Donald Trump will deliver his first State of the Union address on Jan. 30 before a joint session of Congress, to mark his initial year in office and present his vision for the next.
The address at the US Capitol comes just after the three-day government shutdown that resulted from lawmakers stalling on a deal to protect DACA Dreamers, an issue that could reignite on Feb. 8, when the stop-gap spending measure to keep the government open expires.
The speech offers Trump an opportunity to outline his 2018 agenda ahead of the crucial midterm congressional elections in November.
The stakes are unusually high for a president’s first State of the Union—Trump’s approval rating is historically low compared to his predecessors. Just 39% of Americans approve of the job he is doing, according to FiveThirtyEight, and 56% disapprove. When Barack Obama gave his first address, he had a 49% approval rating. George W. Bush had a whopping 84% and Bill Clinton 54%.

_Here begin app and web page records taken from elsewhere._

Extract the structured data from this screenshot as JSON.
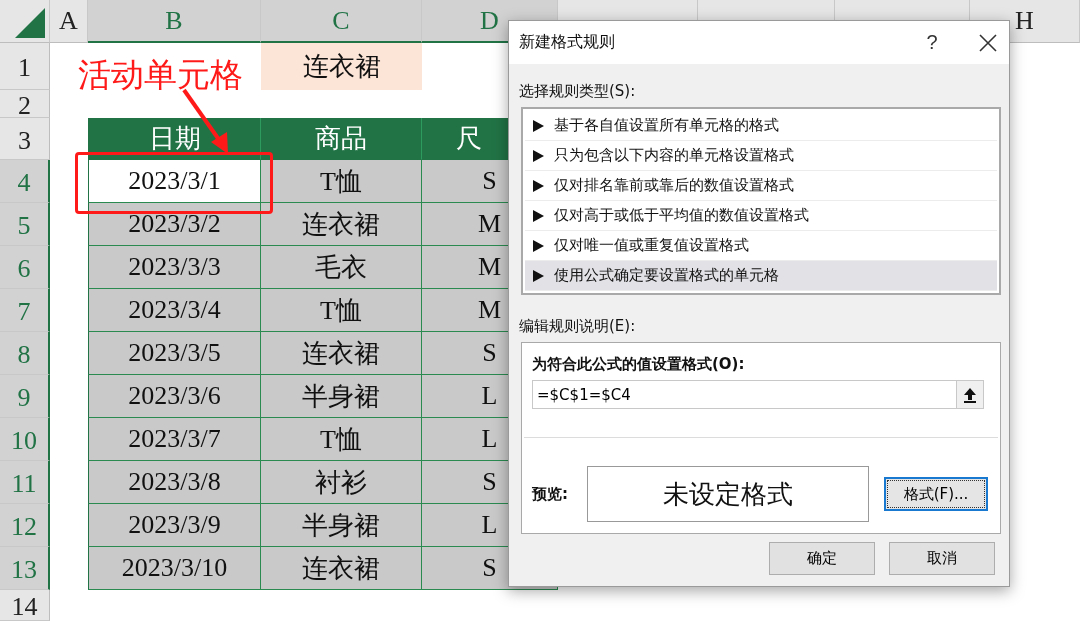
{
  "sheet": {
    "columns": [
      {
        "label": "A",
        "selected": false
      },
      {
        "label": "B",
        "selected": true
      },
      {
        "label": "C",
        "selected": true
      },
      {
        "label": "D",
        "selected": true
      },
      {
        "label": "H",
        "selected": false
      }
    ],
    "rows": [
      {
        "label": "1",
        "selected": false,
        "kind": "plain",
        "cells": [
          {},
          {
            "text": "连衣裙",
            "filled": true
          },
          {}
        ]
      },
      {
        "label": "2",
        "selected": false,
        "kind": "plain"
      },
      {
        "label": "3",
        "selected": false,
        "kind": "table-head",
        "cells": [
          {
            "text": "日期"
          },
          {
            "text": "商品"
          },
          {
            "text": "尺"
          }
        ]
      },
      {
        "label": "4",
        "selected": true,
        "kind": "table-body",
        "cells": [
          {
            "text": "2023/3/1",
            "active": true
          },
          {
            "text": "T恤",
            "active": false
          },
          {
            "text": "S",
            "active": false
          }
        ]
      },
      {
        "label": "5",
        "selected": true,
        "kind": "table-body",
        "cells": [
          {
            "text": "2023/3/2",
            "active": false
          },
          {
            "text": "连衣裙",
            "active": false
          },
          {
            "text": "M",
            "active": false
          }
        ]
      },
      {
        "label": "6",
        "selected": true,
        "kind": "table-body",
        "cells": [
          {
            "text": "2023/3/3",
            "active": false
          },
          {
            "text": "毛衣",
            "active": false
          },
          {
            "text": "M",
            "active": false
          }
        ]
      },
      {
        "label": "7",
        "selected": true,
        "kind": "table-body",
        "cells": [
          {
            "text": "2023/3/4",
            "active": false
          },
          {
            "text": "T恤",
            "active": false
          },
          {
            "text": "M",
            "active": false
          }
        ]
      },
      {
        "label": "8",
        "selected": true,
        "kind": "table-body",
        "cells": [
          {
            "text": "2023/3/5",
            "active": false
          },
          {
            "text": "连衣裙",
            "active": false
          },
          {
            "text": "S",
            "active": false
          }
        ]
      },
      {
        "label": "9",
        "selected": true,
        "kind": "table-body",
        "cells": [
          {
            "text": "2023/3/6",
            "active": false
          },
          {
            "text": "半身裙",
            "active": false
          },
          {
            "text": "L",
            "active": false
          }
        ]
      },
      {
        "label": "10",
        "selected": true,
        "kind": "table-body",
        "cells": [
          {
            "text": "2023/3/7",
            "active": false
          },
          {
            "text": "T恤",
            "active": false
          },
          {
            "text": "L",
            "active": false
          }
        ]
      },
      {
        "label": "11",
        "selected": true,
        "kind": "table-body",
        "cells": [
          {
            "text": "2023/3/8",
            "active": false
          },
          {
            "text": "衬衫",
            "active": false
          },
          {
            "text": "S",
            "active": false
          }
        ]
      },
      {
        "label": "12",
        "selected": true,
        "kind": "table-body",
        "cells": [
          {
            "text": "2023/3/9",
            "active": false
          },
          {
            "text": "半身裙",
            "active": false
          },
          {
            "text": "L",
            "active": false
          }
        ]
      },
      {
        "label": "13",
        "selected": true,
        "kind": "table-body",
        "cells": [
          {
            "text": "2023/3/10",
            "active": false
          },
          {
            "text": "连衣裙",
            "active": false
          },
          {
            "text": "S",
            "active": false
          }
        ]
      },
      {
        "label": "14",
        "selected": false,
        "kind": "plain"
      }
    ],
    "annotation": {
      "text": "活动单元格"
    }
  },
  "dialog": {
    "title": "新建格式规则",
    "help": "?",
    "rule_type_label": "选择规则类型(S):",
    "rule_types": [
      {
        "label": "基于各自值设置所有单元格的格式",
        "selected": false
      },
      {
        "label": "只为包含以下内容的单元格设置格式",
        "selected": false
      },
      {
        "label": "仅对排名靠前或靠后的数值设置格式",
        "selected": false
      },
      {
        "label": "仅对高于或低于平均值的数值设置格式",
        "selected": false
      },
      {
        "label": "仅对唯一值或重复值设置格式",
        "selected": false
      },
      {
        "label": "使用公式确定要设置格式的单元格",
        "selected": true
      }
    ],
    "description_label": "编辑规则说明(E):",
    "formula_label": "为符合此公式的值设置格式(O):",
    "formula": "=$C$1=$C4",
    "preview_label": "预览:",
    "preview_text": "未设定格式",
    "format_button": "格式(F)...",
    "buttons": [
      "确定",
      "取消"
    ]
  }
}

The White House hasn’t specified what Trump will discuss in his speech, though it’s likely he’ll touch on immigration and border security (the issues at the heart of the shutdown), tax reform (his big win in 2017), the economy (specifically, the booming stock market), and his plan for improving US infrastructure (which White House officials have hinted is next on his agenda).
The State of the Union address will be aired by all major US broadcast and cable-news networks, and will be streamed live online.
When: 9pm US Eastern time
TV: C-SPAN, CBS, NBC, ABC, Fox, Univision, Telemundo, CNN, FOX News, MSNBC, PBS
Some Democratic members of Congress, including Earl Blumenauer of Oregon and Maxine Waters of California, have already said they won’t attend the speech. “I cannot in all good conscience be in a room, with what he has said about so many Americans. I just cannot do it. It wouldn’t be honest with myself,” John Lewis said in an interview with MSNBC.
Jackie Speier of California is also spearheading a campaign among women in Congress to wear black to the State of the Union address in solidarity with the #MeToo and Times Up movements protesting sexual harassment and misconduct.
Congressman Joseph Kennedy III of Massachusetts, a rising star in the Democratic party widely expected to run for the Senate when a seat opens, will deliver the party’s State of the Union response.
It’s a slot that can draw notice. In 2013, the performance of a desperately thirsty senator Marco Rubio, assigned to respond to Obama, brought attention to the Florida Republican, and his water bottle (at about 00:23 in this video).